A: I love that painting. When I was a student at the Cleveland Institute of art, I would always go to that painting. It’s such a great painting.
Q: What do you think of the museum now, after the recent renovation?
A: It’s such a great museum, and the new building is amazing. The galleries are beautiful, there’s so much space and the courtyard is just incredible.
Q: Did you go often when you were at CIA?
A: We could go there all the time, and it was free. It felt like a home, like you could go there any time. It’s also how I pieced together what I thought of contemporary art. When you’re 19, you really try to piece things together. That was the way you could really see art. It was right there.
Q: What was it like moving from Livonia to Cleveland?
A: Cleveland felt really alive to me. It could have been because I was 20 and it was really wonderful being 20, but I loved Cleveland. You could see all these bands. Also the downtown was different than Detroit. It was more inhabitable in a way. It was just great.
Q: What did you take away from your years at CIA?
A: The work ethic. There were just great conversations in the painting department. There was so much space in that building. You could really experiment. We would stay there until the building closed.
Q: Your friend and former teacher at CIA, Dan Tranberg, died this year after a long fight with leukemia. How did that loss affect you?

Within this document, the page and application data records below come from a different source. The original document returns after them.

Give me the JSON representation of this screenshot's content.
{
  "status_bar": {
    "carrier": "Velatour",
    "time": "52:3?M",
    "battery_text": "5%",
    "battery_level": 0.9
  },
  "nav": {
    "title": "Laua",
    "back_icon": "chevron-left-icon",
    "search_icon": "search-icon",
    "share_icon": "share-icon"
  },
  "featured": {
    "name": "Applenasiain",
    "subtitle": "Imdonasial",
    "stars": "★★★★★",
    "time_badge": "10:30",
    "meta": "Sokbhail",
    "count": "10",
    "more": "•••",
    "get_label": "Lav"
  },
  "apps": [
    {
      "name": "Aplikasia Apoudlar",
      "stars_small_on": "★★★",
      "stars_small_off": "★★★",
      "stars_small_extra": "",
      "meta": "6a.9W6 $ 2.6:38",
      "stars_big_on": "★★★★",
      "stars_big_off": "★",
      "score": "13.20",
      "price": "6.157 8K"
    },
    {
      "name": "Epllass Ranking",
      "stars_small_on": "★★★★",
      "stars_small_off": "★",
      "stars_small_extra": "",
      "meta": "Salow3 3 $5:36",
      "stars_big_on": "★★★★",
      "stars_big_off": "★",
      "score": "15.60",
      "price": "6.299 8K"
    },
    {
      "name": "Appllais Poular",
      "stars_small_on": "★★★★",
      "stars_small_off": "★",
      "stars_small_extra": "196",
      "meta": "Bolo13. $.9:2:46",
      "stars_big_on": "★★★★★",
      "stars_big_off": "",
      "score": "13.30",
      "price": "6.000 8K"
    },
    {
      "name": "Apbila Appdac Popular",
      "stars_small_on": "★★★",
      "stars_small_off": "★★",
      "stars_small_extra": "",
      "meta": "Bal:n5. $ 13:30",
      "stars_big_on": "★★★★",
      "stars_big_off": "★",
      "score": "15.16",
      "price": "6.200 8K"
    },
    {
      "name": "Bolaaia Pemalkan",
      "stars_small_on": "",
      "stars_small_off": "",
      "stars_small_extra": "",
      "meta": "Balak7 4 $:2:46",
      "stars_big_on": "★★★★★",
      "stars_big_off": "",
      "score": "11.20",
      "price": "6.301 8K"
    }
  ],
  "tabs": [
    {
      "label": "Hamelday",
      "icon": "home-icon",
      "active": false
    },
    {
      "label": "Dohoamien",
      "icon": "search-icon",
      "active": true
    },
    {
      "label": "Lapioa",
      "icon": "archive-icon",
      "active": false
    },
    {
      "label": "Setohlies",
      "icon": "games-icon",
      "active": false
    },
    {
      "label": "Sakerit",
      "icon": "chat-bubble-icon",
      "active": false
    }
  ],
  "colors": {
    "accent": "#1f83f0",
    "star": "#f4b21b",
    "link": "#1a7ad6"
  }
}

A: I didn’t know that he had been so sick. It was just a shock, really. I loved Dan. He was one of our teachers. He was also a great friend, and artist. He was so deep and so funny. It’s hard to imagine that he’s not here.
Q: The Emmett Till painting caused quite a reaction last year at the Whitney Biennial. What are your thoughts about that now?
A: I think about it all the time. It was intense and I think there were a lot of good conversations that happened. I feel like I learned a lot from it. And its also clarified how I think about certain things. It brought up a lot of questions for me.
Q: Such as?
A: The biggest question for me wasn’t so much about the painting, which brings up its own issues, but it was more about what do you do after, especially in this time? What do you do? After people see it, is it read differently than what I was intending? That was something I was trying to figure out as it was happening, and it’s something I still question.
Q: Why did you take on the topic?
A: It’s such an essential American tragedy. It should exist in art, but at the same time I felt it was impossible, too. You don’t really know until you try. So I thought I would make the painting. I didn’t know if I would show it.
Q: What’s next for you?
A: A lot of the newer paintings I think are actually becoming more layered and more moody, more [about] volume, with forms. I’m interested in that right now.
Q: You’re coming at them with loaded brushes. You’re painting flesh that looks more rounded and meaty. There’s a lot of flesh in this show. It’s all about the body.
A: I think of myself as a figurative painter, but one who often paints subjects that are inherently abstract. I don’t mean abstract in terms of how they look, but in what they are.
Q: How do you begin thinking about a painting now?
A: When I make paintings I’ll try to imagine a space. So with these paintings, and as I go forward, I’ll try to imagine a space after it all. Not after the world, not really the end of the world, but sort of like, after.You start to think, ‘what is that space?’ Maybe tumble weeds, or the ground is made out of jawbones.
Q: You’ve had a lot of success, but you’ve got to put that aside and just be a painter.
A: It’s about trying to find problems, problems for yourself. If you knew all the answers to something you wouldn’t want to do it, because there would be no point.
I feel like even if you fail, you have to try to figure out something that’s really difficult, that you don’t know how to do.